Emerging geographies of hinterland: Chennai as a city, metropolis, region and what else?
University College London
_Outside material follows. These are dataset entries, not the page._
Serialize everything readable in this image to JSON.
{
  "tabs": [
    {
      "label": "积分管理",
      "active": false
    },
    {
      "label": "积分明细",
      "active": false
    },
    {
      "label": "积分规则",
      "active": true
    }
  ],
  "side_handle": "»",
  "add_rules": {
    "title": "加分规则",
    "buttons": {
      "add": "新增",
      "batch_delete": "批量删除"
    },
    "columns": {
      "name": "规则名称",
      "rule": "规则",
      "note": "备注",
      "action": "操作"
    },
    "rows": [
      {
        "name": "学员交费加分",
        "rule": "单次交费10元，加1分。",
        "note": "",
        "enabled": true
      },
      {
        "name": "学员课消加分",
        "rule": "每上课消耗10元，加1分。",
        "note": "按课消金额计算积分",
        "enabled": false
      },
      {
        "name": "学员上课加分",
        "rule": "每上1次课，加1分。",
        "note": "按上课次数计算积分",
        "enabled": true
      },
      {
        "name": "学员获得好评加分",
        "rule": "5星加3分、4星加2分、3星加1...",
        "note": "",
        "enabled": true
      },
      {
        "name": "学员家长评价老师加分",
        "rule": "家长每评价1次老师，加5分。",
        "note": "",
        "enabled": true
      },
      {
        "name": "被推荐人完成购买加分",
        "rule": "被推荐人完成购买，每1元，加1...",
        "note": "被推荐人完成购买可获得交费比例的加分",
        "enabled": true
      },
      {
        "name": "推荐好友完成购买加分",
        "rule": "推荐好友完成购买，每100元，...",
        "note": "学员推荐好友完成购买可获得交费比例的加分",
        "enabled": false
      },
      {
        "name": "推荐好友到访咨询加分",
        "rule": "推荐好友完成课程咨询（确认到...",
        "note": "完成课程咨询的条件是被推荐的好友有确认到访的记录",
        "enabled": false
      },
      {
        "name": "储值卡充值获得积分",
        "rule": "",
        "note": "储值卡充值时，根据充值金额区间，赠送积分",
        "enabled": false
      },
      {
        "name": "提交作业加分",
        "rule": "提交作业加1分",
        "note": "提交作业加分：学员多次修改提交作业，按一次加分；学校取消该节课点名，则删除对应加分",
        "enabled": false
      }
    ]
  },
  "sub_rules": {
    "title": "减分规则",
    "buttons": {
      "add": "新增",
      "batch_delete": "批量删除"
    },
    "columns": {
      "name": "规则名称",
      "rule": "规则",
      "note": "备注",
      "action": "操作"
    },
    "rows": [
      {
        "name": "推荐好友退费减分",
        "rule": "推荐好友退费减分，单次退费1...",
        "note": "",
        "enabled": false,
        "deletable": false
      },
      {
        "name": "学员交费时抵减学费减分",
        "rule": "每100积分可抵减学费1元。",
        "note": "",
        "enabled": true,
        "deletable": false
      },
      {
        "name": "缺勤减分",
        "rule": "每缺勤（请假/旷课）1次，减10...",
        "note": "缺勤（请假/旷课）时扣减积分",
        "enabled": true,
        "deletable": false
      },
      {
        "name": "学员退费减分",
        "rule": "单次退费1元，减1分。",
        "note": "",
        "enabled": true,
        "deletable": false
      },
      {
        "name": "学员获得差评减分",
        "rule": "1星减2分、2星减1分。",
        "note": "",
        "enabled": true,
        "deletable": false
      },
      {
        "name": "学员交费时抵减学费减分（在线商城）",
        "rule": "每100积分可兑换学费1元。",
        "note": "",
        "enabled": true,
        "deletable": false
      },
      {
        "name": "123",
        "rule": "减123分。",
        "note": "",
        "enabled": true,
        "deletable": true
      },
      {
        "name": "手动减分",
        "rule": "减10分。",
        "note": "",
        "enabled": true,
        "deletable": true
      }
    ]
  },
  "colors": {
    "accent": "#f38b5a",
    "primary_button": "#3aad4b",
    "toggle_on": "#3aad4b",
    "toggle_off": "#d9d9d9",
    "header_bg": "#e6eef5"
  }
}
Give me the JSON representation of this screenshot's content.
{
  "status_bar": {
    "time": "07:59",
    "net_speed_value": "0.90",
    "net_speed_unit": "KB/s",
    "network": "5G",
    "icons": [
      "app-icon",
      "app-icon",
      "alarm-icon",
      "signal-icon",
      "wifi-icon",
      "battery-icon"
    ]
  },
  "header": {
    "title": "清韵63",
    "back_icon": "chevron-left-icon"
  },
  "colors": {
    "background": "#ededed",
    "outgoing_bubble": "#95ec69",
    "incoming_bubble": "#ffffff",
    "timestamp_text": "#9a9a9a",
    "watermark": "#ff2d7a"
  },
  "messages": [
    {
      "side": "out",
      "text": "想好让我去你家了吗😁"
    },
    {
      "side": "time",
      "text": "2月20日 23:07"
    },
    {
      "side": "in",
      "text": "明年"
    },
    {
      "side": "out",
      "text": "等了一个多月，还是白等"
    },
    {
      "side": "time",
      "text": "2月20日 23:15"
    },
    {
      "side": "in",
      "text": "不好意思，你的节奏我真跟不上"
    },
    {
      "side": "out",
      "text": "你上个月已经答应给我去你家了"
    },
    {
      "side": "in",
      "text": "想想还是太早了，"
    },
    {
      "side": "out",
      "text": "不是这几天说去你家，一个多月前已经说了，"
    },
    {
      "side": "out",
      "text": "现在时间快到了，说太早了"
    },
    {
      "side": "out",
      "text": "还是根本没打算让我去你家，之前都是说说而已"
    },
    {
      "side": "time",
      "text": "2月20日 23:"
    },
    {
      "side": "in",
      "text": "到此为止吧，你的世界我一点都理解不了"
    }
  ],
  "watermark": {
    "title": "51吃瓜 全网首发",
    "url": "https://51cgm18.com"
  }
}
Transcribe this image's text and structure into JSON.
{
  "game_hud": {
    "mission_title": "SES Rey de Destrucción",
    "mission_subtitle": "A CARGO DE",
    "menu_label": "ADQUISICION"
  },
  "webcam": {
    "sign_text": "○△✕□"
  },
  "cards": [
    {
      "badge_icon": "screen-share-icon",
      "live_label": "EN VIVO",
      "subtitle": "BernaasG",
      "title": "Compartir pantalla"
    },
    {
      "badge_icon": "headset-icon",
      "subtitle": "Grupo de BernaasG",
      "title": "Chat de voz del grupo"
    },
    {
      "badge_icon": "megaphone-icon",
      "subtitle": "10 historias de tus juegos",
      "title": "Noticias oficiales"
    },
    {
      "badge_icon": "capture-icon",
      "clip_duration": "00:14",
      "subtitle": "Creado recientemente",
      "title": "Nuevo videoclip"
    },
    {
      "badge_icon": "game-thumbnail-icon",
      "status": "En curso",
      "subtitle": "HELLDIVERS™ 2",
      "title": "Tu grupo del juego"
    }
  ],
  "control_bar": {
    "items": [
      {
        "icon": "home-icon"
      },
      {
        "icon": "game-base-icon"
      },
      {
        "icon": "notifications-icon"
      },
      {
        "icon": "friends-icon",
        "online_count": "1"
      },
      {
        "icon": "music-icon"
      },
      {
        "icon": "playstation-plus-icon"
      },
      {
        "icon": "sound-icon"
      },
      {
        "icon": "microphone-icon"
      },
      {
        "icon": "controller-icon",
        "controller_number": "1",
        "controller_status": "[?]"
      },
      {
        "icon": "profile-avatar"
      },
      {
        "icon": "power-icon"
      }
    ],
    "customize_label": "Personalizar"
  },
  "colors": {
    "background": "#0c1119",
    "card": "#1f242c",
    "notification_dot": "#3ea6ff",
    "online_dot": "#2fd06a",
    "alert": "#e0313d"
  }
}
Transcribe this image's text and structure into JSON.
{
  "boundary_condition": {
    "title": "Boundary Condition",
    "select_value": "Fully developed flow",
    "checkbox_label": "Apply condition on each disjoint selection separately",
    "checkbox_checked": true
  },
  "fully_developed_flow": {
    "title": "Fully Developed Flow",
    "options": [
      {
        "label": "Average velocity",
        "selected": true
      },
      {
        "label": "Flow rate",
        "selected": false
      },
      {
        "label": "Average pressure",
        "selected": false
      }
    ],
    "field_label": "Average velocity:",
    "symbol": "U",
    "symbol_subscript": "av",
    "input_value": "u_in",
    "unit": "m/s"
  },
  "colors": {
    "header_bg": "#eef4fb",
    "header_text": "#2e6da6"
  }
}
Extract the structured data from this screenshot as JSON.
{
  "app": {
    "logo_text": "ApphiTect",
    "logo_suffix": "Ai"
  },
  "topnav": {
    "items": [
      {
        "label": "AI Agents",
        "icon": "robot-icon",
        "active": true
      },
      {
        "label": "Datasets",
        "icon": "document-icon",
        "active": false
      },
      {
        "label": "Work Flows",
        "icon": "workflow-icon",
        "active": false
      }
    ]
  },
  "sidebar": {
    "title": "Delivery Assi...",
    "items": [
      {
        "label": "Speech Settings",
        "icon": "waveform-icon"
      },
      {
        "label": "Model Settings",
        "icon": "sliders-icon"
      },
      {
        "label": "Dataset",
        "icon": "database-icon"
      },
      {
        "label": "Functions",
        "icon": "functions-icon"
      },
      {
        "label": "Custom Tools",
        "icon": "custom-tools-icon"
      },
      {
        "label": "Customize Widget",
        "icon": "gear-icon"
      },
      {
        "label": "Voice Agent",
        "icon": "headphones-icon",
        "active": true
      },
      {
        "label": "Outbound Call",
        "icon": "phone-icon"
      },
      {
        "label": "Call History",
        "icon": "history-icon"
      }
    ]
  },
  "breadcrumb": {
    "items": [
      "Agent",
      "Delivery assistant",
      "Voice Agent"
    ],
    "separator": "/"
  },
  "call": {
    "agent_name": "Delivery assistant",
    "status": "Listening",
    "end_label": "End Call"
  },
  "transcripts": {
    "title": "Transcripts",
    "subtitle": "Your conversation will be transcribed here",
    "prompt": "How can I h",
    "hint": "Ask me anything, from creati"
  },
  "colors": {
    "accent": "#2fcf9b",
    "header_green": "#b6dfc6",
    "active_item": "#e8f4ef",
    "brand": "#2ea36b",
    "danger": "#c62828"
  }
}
Amidst recent preoccupations to gain a better conceptual understanding of peripheral urbanisation, this paper makes a case for exploring the hinterland as a critical analytical category to capture the capturing unfolding processes of contemporary (capitalist) urban transformations. Arguing that the hinterland goes beyond the established binaries of twentieth-century urbanism where the notion of centre and periphery are still tied to the increasingly questionable urban/rural distinction, it maintains that the hinterland is central to recent efforts in generating a new epistemology of the urban. I will explore what this means beyond a theoretical abstraction through my ongoing research in the Indian city of Chennai, where an intricate network of new economic geography plying its hinterland requires us to abandon our conventional understandings of Chennai as a city, metropolis or region. More importantly, what the hinterland demands is not a mere rescaling of the urban question, but addressing the renewed geographies of uneven development that are more a consequence of a murky politics of the ‘land question’. Even as its multiscalar geography creates all kinds of planning quandaries, Chennai’s hinterland reveals an operational landscape where an abstract network of logistics and global supply chains takes precedence in a territorial neo-colonisation that extends beyond the expanding interests of the city. There are methodological challenges related to how one undertakes a study of this expanded scale as we are compelled to draw on different kinds of urban imaginations ranging from the physiology of landscape and ecology to the politics of land and territory.
Pushpa Arabindoo is a Senior Lecturer in Geography and Urban Design at the Department of Geography, University College London. She is a co-director of the UCL Urban Laboratory and an editor of the City Journal. She has an inter-disciplinary background in architecture, planning and geography. Her research focus is set in the Indian city of Chennai where she has been conducting ethnographic investigations into its urban transformation uncovering politics of middle class, evictions and resettlement of the urban poor, infrastructure projects around water and nature, and the broader concerns of development planning. She is currently a EURIAS junior fellow at the Paris Institute of Advanced Studies for 2017-18.